Background: Several atypical antipsychotics (AAPs) are used as second-line agents for treatment resistant depression. AAPs can be expensive compared to other treatment options and can cause several side effects. Objectives: To estimate healthcare costs and utilization of AAPs compared to other second-line agents. Methods: Observational study using Medicaid claims data (2006–2011). Subjects were depression-diagnosed adult members with at least two prescriptions of antidepressant medications followed by a second-line agent. Gamma generalized linear models (GLM) produced estimates of the difference in mean expenditures among treatment groups after adjusting for individual baseline characteristics using propensity scores. Negative binomial models produced estimates of the difference in number of hospitalizations and emergency department (ED) visits. Results: A total of 3910 members received second-line treatment. Treatment groups were AAPs (n = 2211), augmentation agents other than AAPs (n = 1008), and antidepressant switching (n = 691). AAPs resulted in higher mean adjusted pharmacy costs and higher mean adjusted total mental health-related costs. Mean adjusted total healthcare costs and number of inpatient and ED visits were not different among treatments.

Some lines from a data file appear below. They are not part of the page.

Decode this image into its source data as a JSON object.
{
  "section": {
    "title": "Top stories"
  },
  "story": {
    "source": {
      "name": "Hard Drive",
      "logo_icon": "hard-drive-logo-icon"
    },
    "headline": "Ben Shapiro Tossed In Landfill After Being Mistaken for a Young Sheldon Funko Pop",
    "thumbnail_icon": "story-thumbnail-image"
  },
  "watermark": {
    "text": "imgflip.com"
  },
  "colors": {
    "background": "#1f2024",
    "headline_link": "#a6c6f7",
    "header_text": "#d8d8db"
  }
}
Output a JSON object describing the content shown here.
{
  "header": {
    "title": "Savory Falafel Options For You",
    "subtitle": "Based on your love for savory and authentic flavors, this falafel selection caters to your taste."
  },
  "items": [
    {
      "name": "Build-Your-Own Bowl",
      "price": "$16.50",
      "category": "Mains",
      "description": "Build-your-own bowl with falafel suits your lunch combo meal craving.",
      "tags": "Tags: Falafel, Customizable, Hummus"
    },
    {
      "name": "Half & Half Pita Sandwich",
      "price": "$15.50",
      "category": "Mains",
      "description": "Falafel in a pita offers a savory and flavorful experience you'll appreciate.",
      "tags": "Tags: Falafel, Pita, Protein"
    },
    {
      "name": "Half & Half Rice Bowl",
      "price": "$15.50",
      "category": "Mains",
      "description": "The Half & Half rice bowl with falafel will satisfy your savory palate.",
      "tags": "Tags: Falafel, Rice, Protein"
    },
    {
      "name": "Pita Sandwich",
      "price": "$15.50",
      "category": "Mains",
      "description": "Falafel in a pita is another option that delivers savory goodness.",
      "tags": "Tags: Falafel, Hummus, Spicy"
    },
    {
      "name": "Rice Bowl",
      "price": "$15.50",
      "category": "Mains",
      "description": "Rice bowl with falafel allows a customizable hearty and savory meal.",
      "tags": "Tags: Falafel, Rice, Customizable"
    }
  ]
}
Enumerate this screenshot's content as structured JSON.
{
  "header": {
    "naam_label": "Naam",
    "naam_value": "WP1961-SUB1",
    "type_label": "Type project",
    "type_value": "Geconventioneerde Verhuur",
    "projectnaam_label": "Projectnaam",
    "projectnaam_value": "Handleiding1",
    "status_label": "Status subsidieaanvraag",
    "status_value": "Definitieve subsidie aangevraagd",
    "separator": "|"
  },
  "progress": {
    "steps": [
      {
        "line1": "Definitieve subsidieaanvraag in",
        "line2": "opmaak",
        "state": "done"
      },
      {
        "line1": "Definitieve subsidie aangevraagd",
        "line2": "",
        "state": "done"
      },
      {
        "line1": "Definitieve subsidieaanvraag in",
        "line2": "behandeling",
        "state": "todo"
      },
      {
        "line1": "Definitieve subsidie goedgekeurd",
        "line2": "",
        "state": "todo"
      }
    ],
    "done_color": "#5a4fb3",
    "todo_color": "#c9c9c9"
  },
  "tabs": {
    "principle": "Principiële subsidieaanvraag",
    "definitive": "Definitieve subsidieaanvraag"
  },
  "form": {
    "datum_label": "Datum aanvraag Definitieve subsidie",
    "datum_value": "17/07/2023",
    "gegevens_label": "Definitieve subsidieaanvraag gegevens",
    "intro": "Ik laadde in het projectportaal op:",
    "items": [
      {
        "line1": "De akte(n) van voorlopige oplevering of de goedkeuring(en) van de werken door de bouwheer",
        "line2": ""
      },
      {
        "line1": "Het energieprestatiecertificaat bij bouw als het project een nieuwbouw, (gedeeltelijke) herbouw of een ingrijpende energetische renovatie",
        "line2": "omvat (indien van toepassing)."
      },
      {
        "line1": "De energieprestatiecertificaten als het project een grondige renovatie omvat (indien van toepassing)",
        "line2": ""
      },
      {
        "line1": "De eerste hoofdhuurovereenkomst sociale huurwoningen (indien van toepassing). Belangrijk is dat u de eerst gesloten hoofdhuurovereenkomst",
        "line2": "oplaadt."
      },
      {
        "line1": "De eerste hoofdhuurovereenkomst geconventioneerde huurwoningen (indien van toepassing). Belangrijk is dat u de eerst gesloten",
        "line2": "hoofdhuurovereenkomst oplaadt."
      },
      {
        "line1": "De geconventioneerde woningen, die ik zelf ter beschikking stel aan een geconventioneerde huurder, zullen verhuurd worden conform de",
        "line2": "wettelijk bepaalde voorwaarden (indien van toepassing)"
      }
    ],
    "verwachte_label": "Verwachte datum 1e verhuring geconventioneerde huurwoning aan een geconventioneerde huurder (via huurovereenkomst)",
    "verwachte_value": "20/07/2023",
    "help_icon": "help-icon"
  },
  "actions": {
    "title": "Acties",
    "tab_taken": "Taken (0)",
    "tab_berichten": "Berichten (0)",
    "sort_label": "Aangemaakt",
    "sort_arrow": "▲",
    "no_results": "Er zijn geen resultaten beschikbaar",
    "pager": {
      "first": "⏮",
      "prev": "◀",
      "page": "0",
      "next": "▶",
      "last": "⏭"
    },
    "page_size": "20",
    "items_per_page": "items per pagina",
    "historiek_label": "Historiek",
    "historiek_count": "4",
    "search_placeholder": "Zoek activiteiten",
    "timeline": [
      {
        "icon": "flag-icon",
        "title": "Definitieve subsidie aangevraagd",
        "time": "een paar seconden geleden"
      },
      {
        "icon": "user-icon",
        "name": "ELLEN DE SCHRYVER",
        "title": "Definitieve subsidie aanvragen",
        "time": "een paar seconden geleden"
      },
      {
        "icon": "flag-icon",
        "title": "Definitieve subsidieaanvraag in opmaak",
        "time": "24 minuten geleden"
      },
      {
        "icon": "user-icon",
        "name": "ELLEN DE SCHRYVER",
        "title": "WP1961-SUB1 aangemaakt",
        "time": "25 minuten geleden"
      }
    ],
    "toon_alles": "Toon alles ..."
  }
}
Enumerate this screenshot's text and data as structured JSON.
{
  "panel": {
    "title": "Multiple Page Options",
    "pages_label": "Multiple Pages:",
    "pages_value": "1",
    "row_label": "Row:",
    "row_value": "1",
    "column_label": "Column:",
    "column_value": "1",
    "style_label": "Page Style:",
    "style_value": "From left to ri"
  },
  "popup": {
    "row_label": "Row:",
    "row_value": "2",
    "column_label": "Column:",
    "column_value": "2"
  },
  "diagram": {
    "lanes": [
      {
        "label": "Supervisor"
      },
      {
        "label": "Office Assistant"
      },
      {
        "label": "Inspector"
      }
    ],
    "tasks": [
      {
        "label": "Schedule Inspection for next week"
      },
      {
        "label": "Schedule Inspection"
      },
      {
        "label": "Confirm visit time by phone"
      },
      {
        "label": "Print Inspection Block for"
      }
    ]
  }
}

Conclusion: The results show no evidence that AAPs used as second-line treatment for depression results in overall cost savings or lower inpatient and ED visits compared to other treatment strategies.
|Number of pages||6|
|Journal||Journal of Mental Health|
|State||Published - 1 Nov 2016|
- health care costs
- second-line treatment
- treatment resistant depression